Input records:
>>>

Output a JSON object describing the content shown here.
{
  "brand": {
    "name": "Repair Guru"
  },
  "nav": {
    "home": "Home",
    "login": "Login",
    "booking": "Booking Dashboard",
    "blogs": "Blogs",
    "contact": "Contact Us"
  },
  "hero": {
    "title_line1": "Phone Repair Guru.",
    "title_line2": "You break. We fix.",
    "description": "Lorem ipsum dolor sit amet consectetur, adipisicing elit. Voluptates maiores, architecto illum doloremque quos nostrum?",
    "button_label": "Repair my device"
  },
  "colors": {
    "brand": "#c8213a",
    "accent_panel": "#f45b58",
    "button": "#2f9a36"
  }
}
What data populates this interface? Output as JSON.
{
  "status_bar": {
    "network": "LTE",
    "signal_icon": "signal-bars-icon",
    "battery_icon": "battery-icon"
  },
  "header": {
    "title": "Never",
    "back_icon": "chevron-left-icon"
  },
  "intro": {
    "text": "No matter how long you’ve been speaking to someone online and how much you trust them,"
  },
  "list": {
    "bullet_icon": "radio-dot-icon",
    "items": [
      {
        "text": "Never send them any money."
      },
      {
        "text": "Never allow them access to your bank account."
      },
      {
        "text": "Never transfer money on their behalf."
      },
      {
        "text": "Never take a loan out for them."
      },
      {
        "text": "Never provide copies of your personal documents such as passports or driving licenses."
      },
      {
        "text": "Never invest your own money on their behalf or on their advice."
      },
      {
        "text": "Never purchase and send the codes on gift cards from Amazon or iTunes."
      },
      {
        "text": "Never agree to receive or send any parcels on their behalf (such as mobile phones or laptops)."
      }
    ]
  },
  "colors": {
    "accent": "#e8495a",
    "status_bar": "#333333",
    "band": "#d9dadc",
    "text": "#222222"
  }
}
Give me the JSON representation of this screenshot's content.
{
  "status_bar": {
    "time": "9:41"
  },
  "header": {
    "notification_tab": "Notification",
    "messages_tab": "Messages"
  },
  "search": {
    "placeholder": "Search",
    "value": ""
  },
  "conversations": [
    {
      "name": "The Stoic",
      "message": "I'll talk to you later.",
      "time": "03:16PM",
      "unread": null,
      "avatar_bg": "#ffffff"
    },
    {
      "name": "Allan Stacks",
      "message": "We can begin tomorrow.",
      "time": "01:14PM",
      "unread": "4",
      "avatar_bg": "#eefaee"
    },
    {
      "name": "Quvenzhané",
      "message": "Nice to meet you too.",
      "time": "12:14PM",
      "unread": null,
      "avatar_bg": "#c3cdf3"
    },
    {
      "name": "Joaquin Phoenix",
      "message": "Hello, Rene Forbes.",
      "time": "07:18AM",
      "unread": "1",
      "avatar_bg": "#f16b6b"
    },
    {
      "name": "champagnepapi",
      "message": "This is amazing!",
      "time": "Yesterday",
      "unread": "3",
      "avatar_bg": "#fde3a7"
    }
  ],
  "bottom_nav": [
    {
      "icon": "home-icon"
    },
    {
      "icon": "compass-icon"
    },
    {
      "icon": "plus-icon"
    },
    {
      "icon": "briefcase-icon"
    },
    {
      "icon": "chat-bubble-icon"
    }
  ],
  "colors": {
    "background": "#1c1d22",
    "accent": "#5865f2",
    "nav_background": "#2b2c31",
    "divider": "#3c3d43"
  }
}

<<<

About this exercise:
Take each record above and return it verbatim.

Solution below:
Output a JSON object describing the content shown here.
{
  "brand": {
    "name": "Repair Guru"
  },
  "nav": {
    "home": "Home",
    "login": "Login",
    "booking": "Booking Dashboard",
    "blogs": "Blogs",
    "contact": "Contact Us"
  },
  "hero": {
    "title_line1": "Phone Repair Guru.",
    "title_line2": "You break. We fix.",
    "description": "Lorem ipsum dolor sit amet consectetur, adipisicing elit. Voluptates maiores, architecto illum doloremque quos nostrum?",
    "button_label": "Repair my device"
  },
  "colors": {
    "brand": "#c8213a",
    "accent_panel": "#f45b58",
    "button": "#2f9a36"
  }
}
What data populates this interface? Output as JSON.
{
  "status_bar": {
    "network": "LTE",
    "signal_icon": "signal-bars-icon",
    "battery_icon": "battery-icon"
  },
  "header": {
    "title": "Never",
    "back_icon": "chevron-left-icon"
  },
  "intro": {
    "text": "No matter how long you’ve been speaking to someone online and how much you trust them,"
  },
  "list": {
    "bullet_icon": "radio-dot-icon",
    "items": [
      {
        "text": "Never send them any money."
      },
      {
        "text": "Never allow them access to your bank account."
      },
      {
        "text": "Never transfer money on their behalf."
      },
      {
        "text": "Never take a loan out for them."
      },
      {
        "text": "Never provide copies of your personal documents such as passports or driving licenses."
      },
      {
        "text": "Never invest your own money on their behalf or on their advice."
      },
      {
        "text": "Never purchase and send the codes on gift cards from Amazon or iTunes."
      },
      {
        "text": "Never agree to receive or send any parcels on their behalf (such as mobile phones or laptops)."
      }
    ]
  },
  "colors": {
    "accent": "#e8495a",
    "status_bar": "#333333",
    "band": "#d9dadc",
    "text": "#222222"
  }
}
Give me the JSON representation of this screenshot's content.
{
  "status_bar": {
    "time": "9:41"
  },
  "header": {
    "notification_tab": "Notification",
    "messages_tab": "Messages"
  },
  "search": {
    "placeholder": "Search",
    "value": ""
  },
  "conversations": [
    {
      "name": "The Stoic",
      "message": "I'll talk to you later.",
      "time": "03:16PM",
      "unread": null,
      "avatar_bg": "#ffffff"
    },
    {
      "name": "Allan Stacks",
      "message": "We can begin tomorrow.",
      "time": "01:14PM",
      "unread": "4",
      "avatar_bg": "#eefaee"
    },
    {
      "name": "Quvenzhané",
      "message": "Nice to meet you too.",
      "time": "12:14PM",
      "unread": null,
      "avatar_bg": "#c3cdf3"
    },
    {
      "name": "Joaquin Phoenix",
      "message": "Hello, Rene Forbes.",
      "time": "07:18AM",
      "unread": "1",
      "avatar_bg": "#f16b6b"
    },
    {
      "name": "champagnepapi",
      "message": "This is amazing!",
      "time": "Yesterday",
      "unread": "3",
      "avatar_bg": "#fde3a7"
    }
  ],
  "bottom_nav": [
    {
      "icon": "home-icon"
    },
    {
      "icon": "compass-icon"
    },
    {
      "icon": "plus-icon"
    },
    {
      "icon": "briefcase-icon"
    },
    {
      "icon": "chat-bubble-icon"
    }
  ],
  "colors": {
    "background": "#1c1d22",
    "accent": "#5865f2",
    "nav_background": "#2b2c31",
    "divider": "#3c3d43"
  }
}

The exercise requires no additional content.